Here’s how to defrost your scallops using cold running water:
Step One: Remove your scallops from the freezer. Take them out of their packaging and put them in an airtight bag, removing the air before you seal it.
Step Two: Place your scallops in a colander or sieve in the sink. Turn on the cold tap and run it over the bag of scallops continuously.
Step Three: Keep the cold water running for 10-20 minutes, checking your scallops to test their thaw level after the first 10 minutes. The scallops should be fully thawed after 20 minutes.
Step Four: Pat your scallops dry, and cook them immediately, just as you normally would.
- Second fastest method of defrosting, after the microwave.
- Safe and hygienic, minimising risk of bacteria.
- Fuss free, no maintenance – just turn the tap on and walk away.
- May affect texture quality. Scallops are fragile, and the pressure of running water might bruise the scallops.
- Wasteful in terms of water usage.
Scallops are a real treat, but they are also delicate. When defrosting these shellfish, you should always try to leave yourself enough time to defrost them in the fridge (ideally in a bowl of milk) for 24 hours or more.
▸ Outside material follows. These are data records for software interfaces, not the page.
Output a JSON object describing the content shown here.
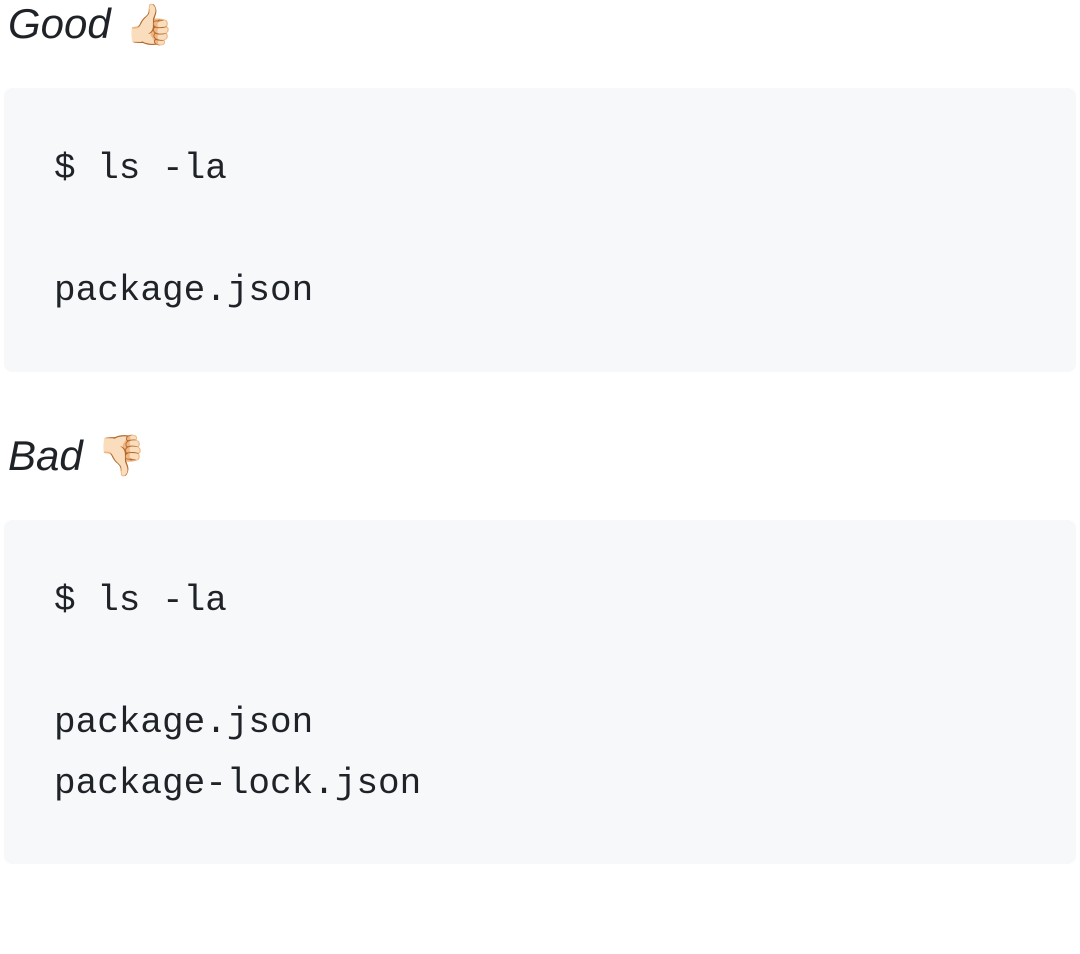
{
  "good": {
    "label": "Good",
    "emoji": "👍🏻",
    "code": "$ ls -la\n\npackage.json"
  },
  "bad": {
    "label": "Bad",
    "emoji": "👎🏻",
    "code": "$ ls -la\n\npackage.json\npackage-lock.json"
  }
}
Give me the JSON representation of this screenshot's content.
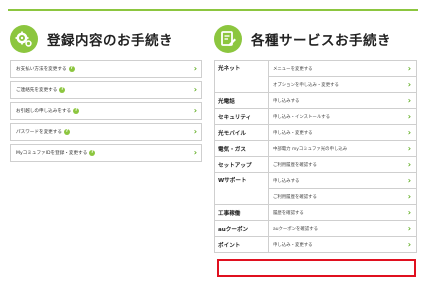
{
  "colors": {
    "accent": "#8cc63f",
    "chevron": "#5cab1c",
    "highlight": "#e0101f"
  },
  "left": {
    "title": "登録内容のお手続き",
    "icon": "gear-icon",
    "items": [
      {
        "label": "お支払い方法を変更する",
        "help": "?"
      },
      {
        "label": "ご連絡先を変更する",
        "help": "?"
      },
      {
        "label": "お引越しの申し込みをする",
        "help": "?"
      },
      {
        "label": "パスワードを変更する",
        "help": "?"
      },
      {
        "label": "MyコミュファIDを登録・変更する",
        "help": "?"
      }
    ]
  },
  "right": {
    "title": "各種サービスお手続き",
    "icon": "pencil-document-icon",
    "services": [
      {
        "category": "光ネット",
        "actions": [
          "メニューを変更する",
          "オプションを申し込み・変更する"
        ]
      },
      {
        "category": "光電話",
        "actions": [
          "申し込みする"
        ]
      },
      {
        "category": "セキュリティ",
        "actions": [
          "申し込み・インストールする"
        ]
      },
      {
        "category": "光モバイル",
        "actions": [
          "申し込み・変更する"
        ]
      },
      {
        "category": "電気・ガス",
        "actions": [
          "中部電力 myコミュファ光の申し込み"
        ]
      },
      {
        "category": "セットアップ",
        "actions": [
          "ご利用履歴を確認する"
        ]
      },
      {
        "category": "Wサポート",
        "actions": [
          "申し込みする",
          "ご利用履歴を確認する"
        ]
      },
      {
        "category": "工事稼働",
        "actions": [
          "履歴を確認する"
        ]
      },
      {
        "category": "auクーポン",
        "actions": [
          "auクーポンを確認する"
        ]
      },
      {
        "category": "ポイント",
        "actions": [
          "申し込み・変更する"
        ]
      }
    ],
    "chevron": "›"
  }
}
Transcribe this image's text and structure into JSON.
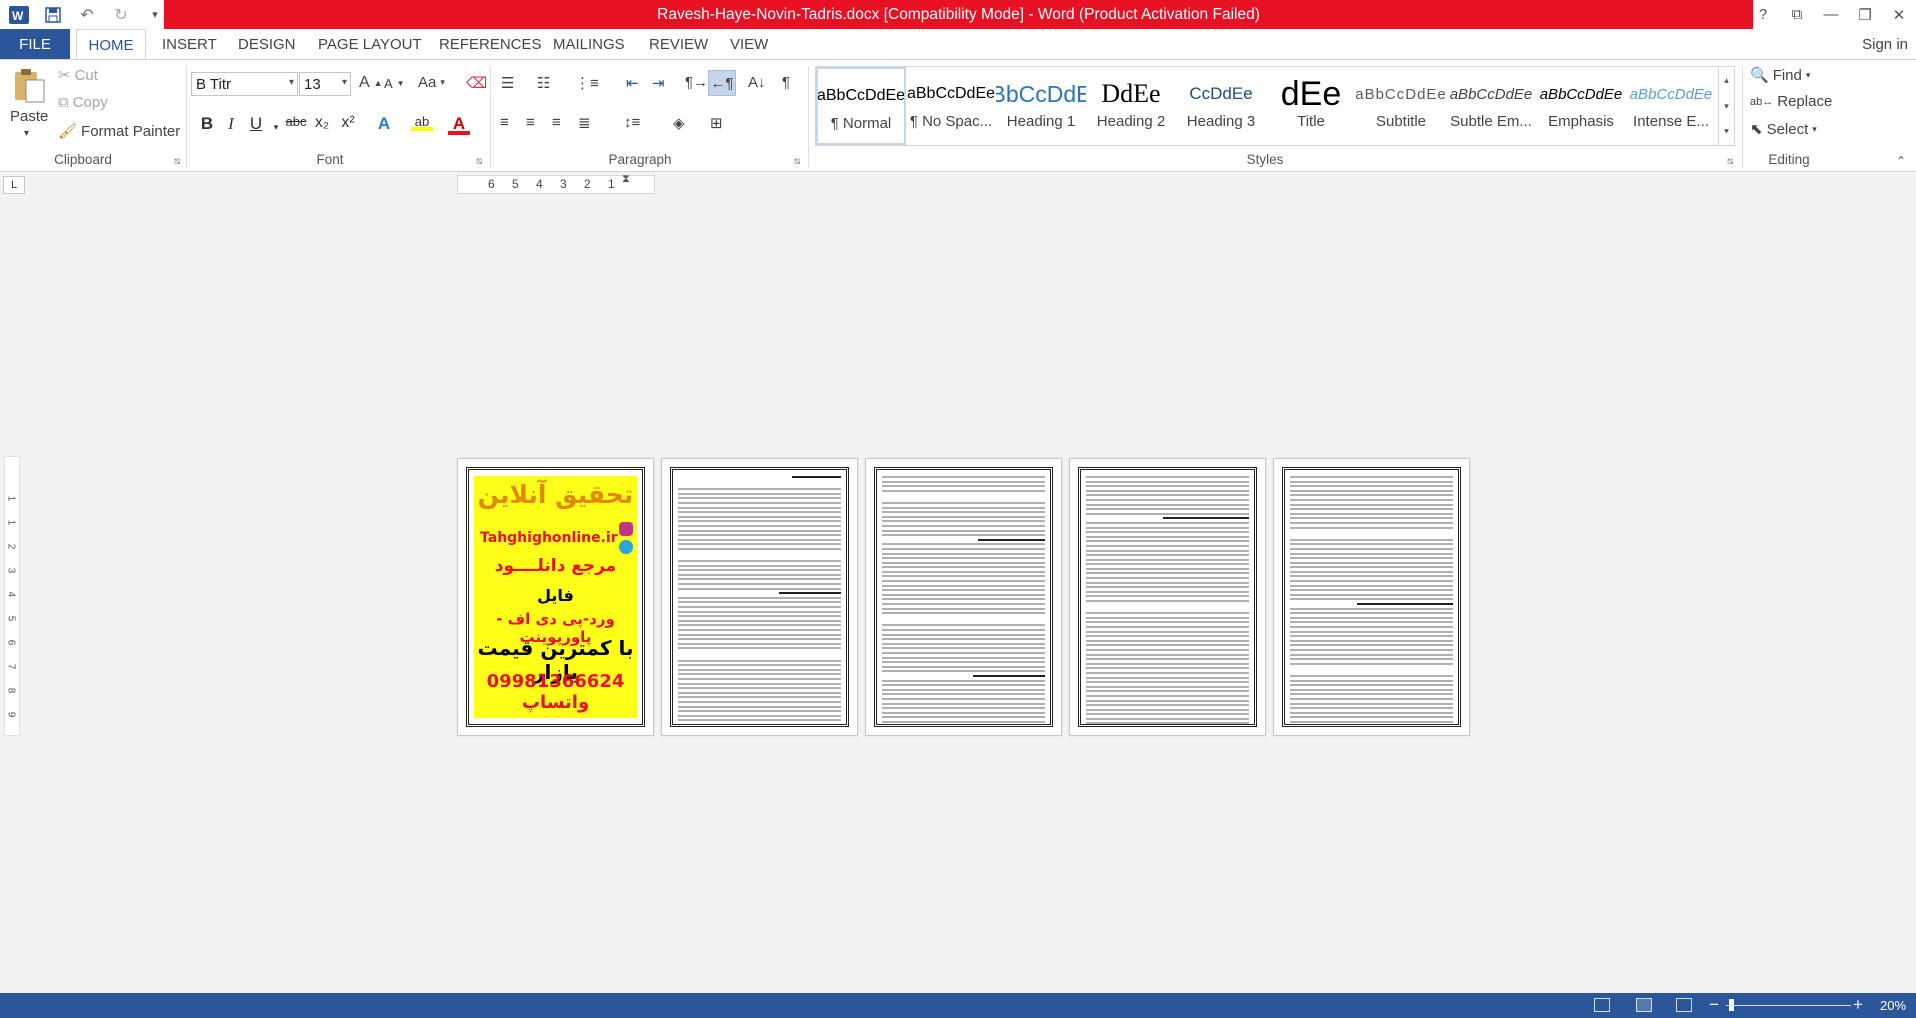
{
  "window": {
    "title": "Ravesh-Haye-Novin-Tadris.docx [Compatibility Mode] -  Word (Product Activation Failed)",
    "controls": [
      "?",
      "⧉",
      "—",
      "❐",
      "✕"
    ]
  },
  "tabs": {
    "file": "FILE",
    "items": [
      "HOME",
      "INSERT",
      "DESIGN",
      "PAGE LAYOUT",
      "REFERENCES",
      "MAILINGS",
      "REVIEW",
      "VIEW"
    ],
    "active": "HOME",
    "sign_in": "Sign in"
  },
  "clipboard": {
    "paste": "Paste",
    "cut": "Cut",
    "copy": "Copy",
    "format_painter": "Format Painter",
    "label": "Clipboard"
  },
  "font": {
    "name": "B Titr",
    "size": "13",
    "grow": "A",
    "shrink": "A",
    "change_case": "Aa",
    "bold": "B",
    "italic": "I",
    "underline": "U",
    "strike": "abc",
    "subscript": "x₂",
    "superscript": "x²",
    "label": "Font"
  },
  "paragraph": {
    "label": "Paragraph",
    "pilcrow": "¶"
  },
  "styles": {
    "label": "Styles",
    "items": [
      {
        "preview": "aBbCcDdEe",
        "name": "¶ Normal"
      },
      {
        "preview": "aBbCcDdEe",
        "name": "¶ No Spac..."
      },
      {
        "preview": "aBbCcDdEe",
        "name": "Heading 1"
      },
      {
        "preview": "DdEe",
        "name": "Heading 2"
      },
      {
        "preview": "CcDdEe",
        "name": "Heading 3"
      },
      {
        "preview": "dEe",
        "name": "Title"
      },
      {
        "preview": "aBbCcDdEe",
        "name": "Subtitle"
      },
      {
        "preview": "aBbCcDdEe",
        "name": "Subtle Em..."
      },
      {
        "preview": "aBbCcDdEe",
        "name": "Emphasis"
      },
      {
        "preview": "aBbCcDdEe",
        "name": "Intense E..."
      }
    ]
  },
  "editing": {
    "find": "Find",
    "replace": "Replace",
    "select": "Select",
    "label": "Editing"
  },
  "ruler": {
    "tab_selector": "L",
    "numbers": [
      "6",
      "5",
      "4",
      "3",
      "2",
      "1"
    ],
    "vertical_numbers": [
      "1",
      "1",
      "2",
      "3",
      "4",
      "5",
      "6",
      "7",
      "8",
      "9"
    ]
  },
  "ad_page": {
    "line1": "تحقیق آنلاین",
    "line2": "Tahghighonline.ir",
    "line3": "مرجع دانلــــود",
    "line4": "فایل",
    "line5": "ورد-پی دی اف - پاورپوینت",
    "line6": "با کمترین قیمت بازار",
    "line7": "09981366624 واتساپ"
  },
  "statusbar": {
    "zoom": "20%",
    "zoom_level": 0.2
  },
  "colors": {
    "brand": "#2b579a",
    "title_bar": "#e81123",
    "ad_background": "#ffff1a"
  }
}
However, sometimes you simply don’t have that time. If pressed, then I would tend toward the cold water bath method or the cold running water method. The microwave should be a last resort.